Prostate Cancer: A Major Health Concern for African American Men
Prostate cancer is the most commonly diagnosed form of cancer for men in the United States. Prostate cancer hits African American men especially hard.
In a 2000 study published by the Journal of the National Cancer Institute, African American men were found to be at nearly twice the risk of prostate cancer compared with white men, even after adjustment for a number of known and suspected prostate cancer risk factors.1, African American men have the highest rate of prostate cancer in the US. 2 In addition, a 2000 Roper Starch survey showed that African American men are significantly more likely than white men to experience side effects from prostate cancer treatment, including incontinence. They are also more likely than white men to be dissatisfied with their doctor’s support.
Researchers are trying to determine why the African American community suffers more prostate cancer. Some possibilities include:
- Environmental and nutritional factors may play an important role. Blacks in Africa do not have the same high rate of prostate cancer and mortality as blacks in the United States. A genetic difference and lower levels of vitamin D may contribute to the higher rates of prostate cancer in African American men. 1
- Less access to health care, including lack of insurance, may mean that African American men don?t always get the preventive care they need.
- Distrust or negative attitudes towards screening tests and health care may mean that prostate cancer is diagnosed when it is more advanced in African American men.
What you can do
If you are an African American man, age 45 or above, the American Cancer Society recommends that you should have a prostate cancer screening test yearly. Prostate cancer screening can include a Prostate Specific Antigen blood test or “PSA” and a Digital Rectal Exam or “DRE.” For the DRE, your doctor will feel for any unusual growths on, or around, the prostate.
If you have prostate cancer in your family, you are at even greater risk of developing prostate cancer yourself. Talk to your family to find out if any of your relatives have had prostate cancer. Then talk to your doctor about your family history. If prostate cancer is caught early, your chances for living a normal life are good.

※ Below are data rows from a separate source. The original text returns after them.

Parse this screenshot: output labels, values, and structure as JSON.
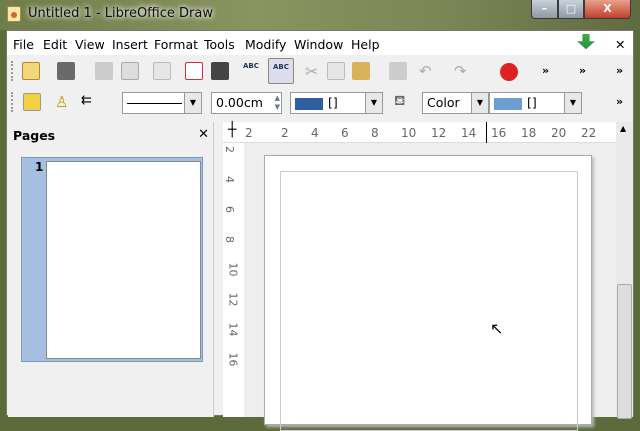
{
  "window": {
    "title": "Untitled 1 - LibreOffice Draw",
    "minimize": "–",
    "maximize": "□",
    "close": "X"
  },
  "menu": [
    "File",
    "Edit",
    "View",
    "Insert",
    "Format",
    "Tools",
    "Modify",
    "Window",
    "Help"
  ],
  "menu_close": "✕",
  "toolbar2": {
    "line_width": "0.00cm",
    "line_color_label": "[]",
    "area_style": "Color",
    "area_color_label": "[]",
    "line_color": "#2e5e9e",
    "area_color": "#6d9ccf"
  },
  "overflow": "»",
  "pages_panel": {
    "title": "Pages",
    "close": "✕",
    "page_number": "1"
  },
  "ruler": {
    "h_ticks": [
      "2",
      "2",
      "4",
      "6",
      "8",
      "10",
      "12",
      "14",
      "16",
      "18",
      "20",
      "22"
    ],
    "v_ticks": [
      "2",
      "4",
      "6",
      "8",
      "10",
      "12",
      "14",
      "16"
    ]
  }
}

Your health depends on you, so:
- Get regular check-ups, including prostate cancer screening. These simple tests can save your life.
- Eat a healthful diet, including plenty of fruits and vegetables.
- Exercise. Always consult your health care provider before beginning any exercise program.
- Stay current with the latest studies. For example, the American Cancer Society has reported on the possible role of lycopene in prostate cancer growth.
Few educational materials about prostate cancer have been targeted to African American men. An exception is a free video called “Not By Myself,” produced by Dr. Terry Mason. Dr. Mason is a Chicago urologist and chairman of the Urology Section of the National Medical Association, an association that promotes the collective interests of physicians and patients of African descent. The video was produced through an unrestricted educational grant by Amgen and PRAECIS Pharmaceuticals. It is available free by calling 1-877-PRAECIS.
1Platz, E. et al, J Natl Cancer Inst (2000) 92:2009-17.
A racially diverse, volunteer panel of health and other professionals from throughout Ohio reviewed this document. Panel members offer their perspectives on NetWellness content developed for African Americans prior to posting.
For more information:
Go to the African American Health health topic.